 See, e.g., Compl. ¶ 4.5 ("Cambridge management anticipated that the company's rate of revenue growth for the second half of 1998 and for 1999 would be less than Cambridge and analysts following the stock expected."); ¶ 4.5 (alleging that Cambridge knew but failed to disclose that certain deferred projects would cause Cambridge to miss revenue expectations for the Third Quarter by $5-6,000,000); ¶ 5.12 (alleging that Cambridge knew but failed to disclose that revenues in the second half of 1998 and 1999 were likely to grow by 40-45% instead of 50%).
 Pacheco makes parallel allegations with respect to Cambridge's North American business unit. Because the same legal interpretation applies to these allegations, they are not discussed separately.
 Pacheco also relies upon a number of statements taken from internal company meeting notes that purportedly support the view that Cambridge knew Q398 was going to be disastrous. See Pacheco Opp'n Mem. at 15. Many of these statements are taken out of context or are so vague as to be unreliable evidence of management knowledge. More fundamentally, however, all of the statements purportedly refer to Cambridge's ability to meet third quarter expectations. As such, they all refer to Cambridge's "prospects," which, as noted above, renders them nonactionable under the parties' agreement.
 See In re Number Nine Visual Tech. Corp. Sec. Litig., 51 F. Supp. 2d 1, 16 (D.Mass.1999) ("[I]nformation regarding the impending results of a quarter might need only be disclosed when statements are made very near to the end of that quarter.").
 This is also the problem with Pacheco's reliance on the efficient market hypothesis.
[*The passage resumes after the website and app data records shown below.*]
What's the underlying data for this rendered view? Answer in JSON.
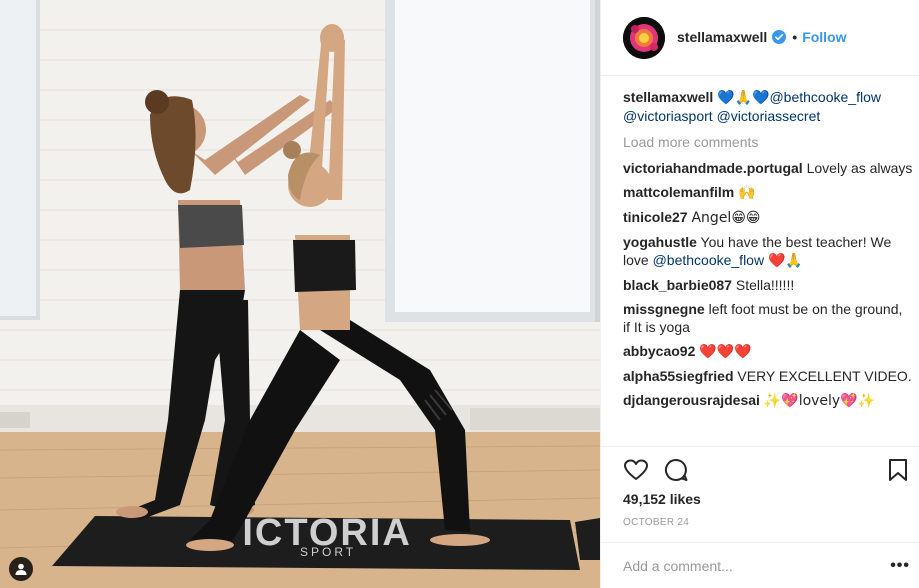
{
  "post": {
    "username": "stellamaxwell",
    "verified": true,
    "follow_label": "Follow",
    "separator": "•"
  },
  "photo": {
    "mat_brand": "VICTORIA",
    "mat_sub": "SPORT",
    "user_tag_icon": "user-silhouette-icon"
  },
  "caption": {
    "username": "stellamaxwell",
    "emoji": "💙🙏💙",
    "mention1": "@bethcooke_flow",
    "mention2": "@victoriasport",
    "mention3": "@victoriassecret"
  },
  "load_more": "Load more comments",
  "comments": [
    {
      "user": "victoriahandmade.portugal",
      "text": "Lovely as always"
    },
    {
      "user": "mattcolemanfilm",
      "text": "🙌"
    },
    {
      "user": "tinicole27",
      "text": "Angel😁😁"
    },
    {
      "user": "yogahustle",
      "text": "You have the best teacher! We love",
      "mention": "@bethcooke_flow",
      "tail": "❤️🙏"
    },
    {
      "user": "black_barbie087",
      "text": "Stella!!!!!!"
    },
    {
      "user": "missgnegne",
      "text": "left foot must be on the ground, if It is yoga"
    },
    {
      "user": "abbycao92",
      "text": "❤️❤️❤️"
    },
    {
      "user": "alpha55siegfried",
      "text": "VERY EXCELLENT VIDEO."
    },
    {
      "user": "djdangerousrajdesai",
      "text": "✨💖lovely💖✨"
    }
  ],
  "actions": {
    "like_icon": "heart-icon",
    "comment_icon": "comment-bubble-icon",
    "save_icon": "bookmark-icon"
  },
  "likes": "49,152 likes",
  "date": "OCTOBER 24",
  "add_comment": {
    "placeholder": "Add a comment...",
    "more_label": "•••"
  },
  "colors": {
    "link": "#3897f0",
    "mention": "#003569",
    "muted": "#999999",
    "text": "#262626",
    "verified": "#3897f0"
  }
}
Pacheco argues that "stock markets are presumed to be efficient, reflecting all currently known information." Pacheco Opp'n Mem. at 10. Thus, the story goes, the market's adverse reaction to Cambridge's September 4, 1998 announcement (in which the price of Cambridge stock dropped some 22%) constitutes "dispositive evidence" that the disclosed changes were both material to the market and not previously known by the market. Pacheco even offers the testimony of an expert in valuation to support this argument. See id. at 11 (noting that Professor Glenn Hubbard will testify that "changes in stock prices are rational responses to the arrival of new information to the market"). Putting aside the merits of this syllogistic proposition, it does nothing to change the fact that the market was responding to information about Cambridge's prospects. On September 4, Cambridge disclosed that its long-term revenue growth rate may drop to 40-45% and that it may not meet expectations for Q398 and Q498. This information may indeed have been material to the market, but it is not covered by the parties' warranty.
 Specifically, the representation contained in the Merger Agreement is nonactionable because it did not concern the "prospects" of Cambridge and Pacheco has only attempted to demonstrate the falsity of the representation through evidence of Cambridge's Q398 "prospects." See supra Section III(B) (1). The original three oral statements by Sims are nonactionable because, as discussed above, they constitute puffery. See supra Section III(B) (2).